The nuns took over management of the hospital in Gilgil last January 19 from Father William Charles Fryda following a court order.
The order was issued by Nakuru Environment and Lands Court in September 2017 after a bruising seven-year dispute between the nuns and the American priest.
The dispute put a dent on the hospital and the services it offered. Its reputation also took a beating, as patients sought services elsewhere. Only a few patients remained in the hospital.
During the take-over, which was marred by chaos, the nuns claimed some hospital equipment was looted.
“We discovered there was massive looting of hospital equipment during the take-over, we had only 10 patients remaining in the wards,” said Wangui Kamau, the hospital's manager at Gilgil.
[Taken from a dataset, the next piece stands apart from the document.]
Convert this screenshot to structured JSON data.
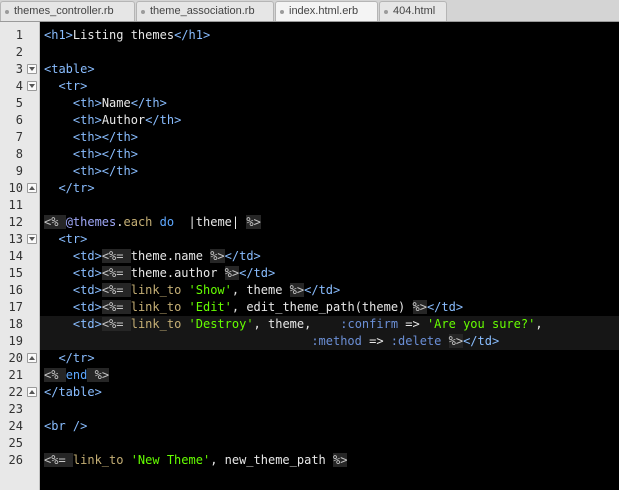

According to Ms Kamau, some theatre and laboratory equipment went missing at the height of the dispute.
So dire was the situation that not even a minor surgery or simple test could be conducted at the facility.
“Some sections of the hospital were grounded; the theatre could not operate and the laboratory had no equipment, we could not do anything. The situation then was frightening,” she said.
The new management at Gigil had to rely on the main St Mary's hospital in Nairobi to restore operations.
The Standard visited the hospital last week and established that it was slowly regaining its footing.
“We recovered some theatre equipment and are now able to conduct major and minor operations,” she said.
The hospital has used millions of shillings to regain its footing. According to the administrators, more than Sh26 million has been used to acquire new theatre equipment and surgical sets.
Another Sh20Million was spent on laboratory equipment.
The facility's image is slowly getting restored, and patients are trickling back. The hospital now receives an average of 150 out patients per day.
Over 30 patients are currently admitted in its 120-capacity wards.
“The numbers were low, but consistently increasing,” said the hospital's manager.